They should also possess strong leadership and training skills to educate and lead junior sommeliers and staff. This includes everything from training programs to staff wine tastings.

Professional Opportunities for Master of Wine in the Wine Industry

A Master of Wine often pursues careers in wine education, writing, and consulting. They may lead seminars, create educational programs, and write critically acclaimed wine literature.

Consulting roles can range from advising vineyards on cultivation techniques to guiding major wine brands on market strategies.

Many find opportunities in senior corporate positions, influencing wine production, distribution, and retail decisions globally.

Career Opportunities for Master Sommelier

A Master Sommelier typically works in hospitality settings such as high-end restaurants, boutique hotels, and luxury resorts.

They curate wine lists, manage inventory, and provide top-tier customer service.

Masters of Sommeliers often become wine directors or corporate beverage managers for large hospitality groups.

Some may open their own wine-focused establishments. Opportunities also exist in wine distribution and sales, where their expertise helps in building client relationships and enhancing brand portfolios. Recently, the Court of Master Sommeliers, Americas faced a sexual harassment controversy, leading to suspensions and board replacements as part of their response.

What are the differences in salaries for a Master of Wine versus a Master Sommelier?

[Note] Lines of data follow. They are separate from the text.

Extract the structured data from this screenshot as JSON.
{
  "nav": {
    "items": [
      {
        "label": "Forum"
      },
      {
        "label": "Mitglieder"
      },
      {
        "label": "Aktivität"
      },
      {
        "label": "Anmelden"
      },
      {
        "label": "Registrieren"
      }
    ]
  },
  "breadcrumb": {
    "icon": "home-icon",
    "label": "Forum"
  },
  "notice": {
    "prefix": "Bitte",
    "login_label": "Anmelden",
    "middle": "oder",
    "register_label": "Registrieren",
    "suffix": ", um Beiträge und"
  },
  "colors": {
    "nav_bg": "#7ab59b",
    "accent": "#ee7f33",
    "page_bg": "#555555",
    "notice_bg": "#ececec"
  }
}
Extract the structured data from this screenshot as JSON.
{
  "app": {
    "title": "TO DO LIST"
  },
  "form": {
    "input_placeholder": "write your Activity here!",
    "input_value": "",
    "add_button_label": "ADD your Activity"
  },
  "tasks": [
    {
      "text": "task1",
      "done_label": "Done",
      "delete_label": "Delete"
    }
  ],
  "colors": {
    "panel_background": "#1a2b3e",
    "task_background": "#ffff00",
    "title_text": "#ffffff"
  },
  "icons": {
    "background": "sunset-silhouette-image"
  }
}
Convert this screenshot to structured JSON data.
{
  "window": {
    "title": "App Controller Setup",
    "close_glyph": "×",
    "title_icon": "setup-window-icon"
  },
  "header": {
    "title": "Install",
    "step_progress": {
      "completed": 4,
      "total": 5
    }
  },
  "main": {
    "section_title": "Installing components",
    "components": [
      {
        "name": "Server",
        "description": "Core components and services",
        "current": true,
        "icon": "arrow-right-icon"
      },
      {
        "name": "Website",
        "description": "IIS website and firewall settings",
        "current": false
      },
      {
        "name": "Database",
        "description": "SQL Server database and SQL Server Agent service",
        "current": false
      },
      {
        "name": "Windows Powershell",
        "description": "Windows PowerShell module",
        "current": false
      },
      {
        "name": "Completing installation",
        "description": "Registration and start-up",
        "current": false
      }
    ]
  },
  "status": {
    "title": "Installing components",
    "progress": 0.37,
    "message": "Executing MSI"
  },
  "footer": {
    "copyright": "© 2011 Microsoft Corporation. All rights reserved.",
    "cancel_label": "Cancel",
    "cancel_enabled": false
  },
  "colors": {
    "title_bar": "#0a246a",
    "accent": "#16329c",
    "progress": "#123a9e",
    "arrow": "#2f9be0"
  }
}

Salaries for a Master of Wine and a Master Sommelier can differ significantly based on their role and location.

Generally, a Master Sommelier working in high-end restaurants or as a consultant may earn a substantial income. In contrast, a Master of Wine often finds opportunities in writing, education, and consulting, which can also be lucrative but vary widely.

How does the difficulty level compare between achieving a Master of Wine and a Master Sommelier title?

Both the Master of Wine and Master Sommelier certifications are renowned for their rigor.

The Master of Wine program emphasizes extensive wine theory, research, and evaluation, often taking years to complete.

Achieving the Master Sommelier title involves intense practical exams, blind tastings, and service components, requiring a blend of skill and knowledge


What is the total number of individuals who have achieved the Master of Wine designation worldwide?

As of recent counts, fewer than 500 individuals have achieved the prestigious Master of Wine designation globally.

This exclusive group includes professionals from various sectors of the wine industry, showcasing the designation’s breadth and depth.

What distinguishes the Master of Wine certification from the Master Sommelier designation?

The Master of Wine certification focuses an academic and on comprehensive wine knowledge, including production, marketing, and evaluation. Holders often work in education, winemaking, and writing.

The Master Sommelier designation emphasizes service, tasting, and wine pairing skills, with professionals typically working in the hospitality industry, restaurants, and as wine directors or consultants.

What are the different costs associated with pursuing a Master of Wine compared to a Master Sommelier?

Pursuing a Master of Wine certification can cost between $10,000 to $20,000 over several years, covering courses, exams, and travel.

The Master Sommelier pathway, though shorter, may cost around $5,000 to $10,000 for exams, study materials, and training sessions.

Both paths also require considerable time and dedication.

Which wine certification is considered the highest attainable qualification in the field?

Both the Master of Wine and Master Sommelier titles are esteemed as top qualifications in the wine industry. They recognize different skill sets and areas of expertise. Neither is universally “higher” than the other.

The choice depends on one’s career focus and professional goals within the wine sector.e.

Hi, my name is Christina Day, and I am a self-proclaimed wine connoisseur. It is my favorite alcoholic drink, and I enjoy nothing better than kicking back on the sofa after a long week of work to enjoy a glass of wine… or two!